DATA RECORDS »

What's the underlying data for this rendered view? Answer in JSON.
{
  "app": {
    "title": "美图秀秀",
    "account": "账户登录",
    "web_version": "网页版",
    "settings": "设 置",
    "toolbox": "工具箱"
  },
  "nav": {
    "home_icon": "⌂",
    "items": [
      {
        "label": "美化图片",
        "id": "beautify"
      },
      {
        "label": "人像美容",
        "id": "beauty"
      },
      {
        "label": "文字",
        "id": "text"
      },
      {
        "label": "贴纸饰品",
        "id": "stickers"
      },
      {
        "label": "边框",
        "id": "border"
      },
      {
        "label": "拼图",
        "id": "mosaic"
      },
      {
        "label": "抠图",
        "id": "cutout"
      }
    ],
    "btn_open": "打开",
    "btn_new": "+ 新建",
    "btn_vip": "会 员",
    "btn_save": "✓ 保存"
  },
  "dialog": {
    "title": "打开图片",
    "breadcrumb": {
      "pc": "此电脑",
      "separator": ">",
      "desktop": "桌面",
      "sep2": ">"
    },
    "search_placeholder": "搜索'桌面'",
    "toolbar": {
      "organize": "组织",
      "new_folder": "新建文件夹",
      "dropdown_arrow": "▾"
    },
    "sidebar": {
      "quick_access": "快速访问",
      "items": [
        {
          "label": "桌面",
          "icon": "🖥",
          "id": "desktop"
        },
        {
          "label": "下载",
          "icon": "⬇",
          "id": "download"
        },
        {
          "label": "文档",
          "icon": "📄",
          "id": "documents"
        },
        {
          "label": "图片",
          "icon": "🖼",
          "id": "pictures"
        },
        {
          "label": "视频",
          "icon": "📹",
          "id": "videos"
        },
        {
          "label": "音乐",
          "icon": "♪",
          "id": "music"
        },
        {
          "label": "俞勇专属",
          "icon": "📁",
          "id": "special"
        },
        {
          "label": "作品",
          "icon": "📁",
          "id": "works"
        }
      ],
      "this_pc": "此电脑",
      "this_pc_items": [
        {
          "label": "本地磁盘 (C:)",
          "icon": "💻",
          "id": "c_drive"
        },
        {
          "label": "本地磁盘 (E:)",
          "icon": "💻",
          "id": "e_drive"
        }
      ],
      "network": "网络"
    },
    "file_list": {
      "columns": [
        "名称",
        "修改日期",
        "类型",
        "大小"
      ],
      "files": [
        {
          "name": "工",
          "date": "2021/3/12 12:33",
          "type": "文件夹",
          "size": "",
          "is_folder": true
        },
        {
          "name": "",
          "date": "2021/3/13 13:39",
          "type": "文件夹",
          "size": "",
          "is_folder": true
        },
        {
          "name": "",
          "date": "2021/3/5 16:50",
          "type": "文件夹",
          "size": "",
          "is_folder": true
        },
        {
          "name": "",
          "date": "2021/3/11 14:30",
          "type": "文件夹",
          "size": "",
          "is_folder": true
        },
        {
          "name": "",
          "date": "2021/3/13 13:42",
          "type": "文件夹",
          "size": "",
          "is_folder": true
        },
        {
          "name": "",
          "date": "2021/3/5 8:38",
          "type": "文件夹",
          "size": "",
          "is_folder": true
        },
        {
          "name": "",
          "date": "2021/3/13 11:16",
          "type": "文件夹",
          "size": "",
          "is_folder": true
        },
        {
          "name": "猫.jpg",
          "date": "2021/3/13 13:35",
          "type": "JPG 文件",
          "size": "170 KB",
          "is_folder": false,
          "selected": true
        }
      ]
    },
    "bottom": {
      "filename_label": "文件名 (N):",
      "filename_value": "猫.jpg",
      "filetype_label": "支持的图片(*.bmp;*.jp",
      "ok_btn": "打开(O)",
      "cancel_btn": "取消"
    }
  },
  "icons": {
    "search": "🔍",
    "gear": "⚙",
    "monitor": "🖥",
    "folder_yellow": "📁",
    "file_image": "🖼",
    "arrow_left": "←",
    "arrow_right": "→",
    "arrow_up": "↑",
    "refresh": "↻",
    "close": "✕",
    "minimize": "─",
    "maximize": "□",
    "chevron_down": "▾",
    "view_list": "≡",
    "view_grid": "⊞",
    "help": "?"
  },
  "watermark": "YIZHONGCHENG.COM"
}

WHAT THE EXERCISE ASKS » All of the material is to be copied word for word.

RESULT FOR THIS TASK »
What's the underlying data for this rendered view? Answer in JSON.
{
  "app": {
    "title": "美图秀秀",
    "account": "账户登录",
    "web_version": "网页版",
    "settings": "设 置",
    "toolbox": "工具箱"
  },
  "nav": {
    "home_icon": "⌂",
    "items": [
      {
        "label": "美化图片",
        "id": "beautify"
      },
      {
        "label": "人像美容",
        "id": "beauty"
      },
      {
        "label": "文字",
        "id": "text"
      },
      {
        "label": "贴纸饰品",
        "id": "stickers"
      },
      {
        "label": "边框",
        "id": "border"
      },
      {
        "label": "拼图",
        "id": "mosaic"
      },
      {
        "label": "抠图",
        "id": "cutout"
      }
    ],
    "btn_open": "打开",
    "btn_new": "+ 新建",
    "btn_vip": "会 员",
    "btn_save": "✓ 保存"
  },
  "dialog": {
    "title": "打开图片",
    "breadcrumb": {
      "pc": "此电脑",
      "separator": ">",
      "desktop": "桌面",
      "sep2": ">"
    },
    "search_placeholder": "搜索'桌面'",
    "toolbar": {
      "organize": "组织",
      "new_folder": "新建文件夹",
      "dropdown_arrow": "▾"
    },
    "sidebar": {
      "quick_access": "快速访问",
      "items": [
        {
          "label": "桌面",
          "icon": "🖥",
          "id": "desktop"
        },
        {
          "label": "下载",
          "icon": "⬇",
          "id": "download"
        },
        {
          "label": "文档",
          "icon": "📄",
          "id": "documents"
        },
        {
          "label": "图片",
          "icon": "🖼",
          "id": "pictures"
        },
        {
          "label": "视频",
          "icon": "📹",
          "id": "videos"
        },
        {
          "label": "音乐",
          "icon": "♪",
          "id": "music"
        },
        {
          "label": "俞勇专属",
          "icon": "📁",
          "id": "special"
        },
        {
          "label": "作品",
          "icon": "📁",
          "id": "works"
        }
      ],
      "this_pc": "此电脑",
      "this_pc_items": [
        {
          "label": "本地磁盘 (C:)",
          "icon": "💻",
          "id": "c_drive"
        },
        {
          "label": "本地磁盘 (E:)",
          "icon": "💻",
          "id": "e_drive"
        }
      ],
      "network": "网络"
    },
    "file_list": {
      "columns": [
        "名称",
        "修改日期",
        "类型",
        "大小"
      ],
      "files": [
        {
          "name": "工",
          "date": "2021/3/12 12:33",
          "type": "文件夹",
          "size": "",
          "is_folder": true
        },
        {
          "name": "",
          "date": "2021/3/13 13:39",
          "type": "文件夹",
          "size": "",
          "is_folder": true
        },
        {
          "name": "",
          "date": "2021/3/5 16:50",
          "type": "文件夹",
          "size": "",
          "is_folder": true
        },
        {
          "name": "",
          "date": "2021/3/11 14:30",
          "type": "文件夹",
          "size": "",
          "is_folder": true
        },
        {
          "name": "",
          "date": "2021/3/13 13:42",
          "type": "文件夹",
          "size": "",
          "is_folder": true
        },
        {
          "name": "",
          "date": "2021/3/5 8:38",
          "type": "文件夹",
          "size": "",
          "is_folder": true
        },
        {
          "name": "",
          "date": "2021/3/13 11:16",
          "type": "文件夹",
          "size": "",
          "is_folder": true
        },
        {
          "name": "猫.jpg",
          "date": "2021/3/13 13:35",
          "type": "JPG 文件",
          "size": "170 KB",
          "is_folder": false,
          "selected": true
        }
      ]
    },
    "bottom": {
      "filename_label": "文件名 (N):",
      "filename_value": "猫.jpg",
      "filetype_label": "支持的图片(*.bmp;*.jp",
      "ok_btn": "打开(O)",
      "cancel_btn": "取消"
    }
  },
  "icons": {
    "search": "🔍",
    "gear": "⚙",
    "monitor": "🖥",
    "folder_yellow": "📁",
    "file_image": "🖼",
    "arrow_left": "←",
    "arrow_right": "→",
    "arrow_up": "↑",
    "refresh": "↻",
    "close": "✕",
    "minimize": "─",
    "maximize": "□",
    "chevron_down": "▾",
    "view_list": "≡",
    "view_grid": "⊞",
    "help": "?"
  },
  "watermark": "YIZHONGCHENG.COM"
}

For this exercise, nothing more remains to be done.